> **Website and app data records**
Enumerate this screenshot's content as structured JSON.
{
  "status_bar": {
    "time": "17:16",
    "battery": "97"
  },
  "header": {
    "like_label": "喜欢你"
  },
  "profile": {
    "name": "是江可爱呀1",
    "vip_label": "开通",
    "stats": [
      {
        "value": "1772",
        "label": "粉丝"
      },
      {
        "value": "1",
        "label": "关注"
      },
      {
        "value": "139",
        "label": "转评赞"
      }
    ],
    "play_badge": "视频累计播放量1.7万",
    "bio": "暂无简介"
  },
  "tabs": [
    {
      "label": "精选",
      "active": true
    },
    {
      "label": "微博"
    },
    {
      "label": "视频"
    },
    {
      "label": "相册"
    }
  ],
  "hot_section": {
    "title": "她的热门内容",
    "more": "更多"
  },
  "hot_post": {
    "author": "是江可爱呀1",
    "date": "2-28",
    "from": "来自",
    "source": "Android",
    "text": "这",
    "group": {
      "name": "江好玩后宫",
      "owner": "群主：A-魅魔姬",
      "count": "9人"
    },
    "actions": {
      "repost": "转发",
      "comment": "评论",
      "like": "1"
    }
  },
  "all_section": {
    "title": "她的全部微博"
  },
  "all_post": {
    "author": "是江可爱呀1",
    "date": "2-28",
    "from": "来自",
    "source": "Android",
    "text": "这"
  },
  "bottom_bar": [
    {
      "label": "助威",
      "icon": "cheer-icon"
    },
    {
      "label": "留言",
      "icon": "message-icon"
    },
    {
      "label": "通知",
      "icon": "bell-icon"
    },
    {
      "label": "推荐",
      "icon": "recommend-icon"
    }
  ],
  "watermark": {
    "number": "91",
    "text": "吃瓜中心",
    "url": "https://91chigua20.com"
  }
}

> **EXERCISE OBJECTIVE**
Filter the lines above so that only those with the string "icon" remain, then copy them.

> **SOLUTION TO THE EXERCISE**
      "icon": "cheer-icon"
      "icon": "message-icon"
      "icon": "bell-icon"
      "icon": "recommend-icon"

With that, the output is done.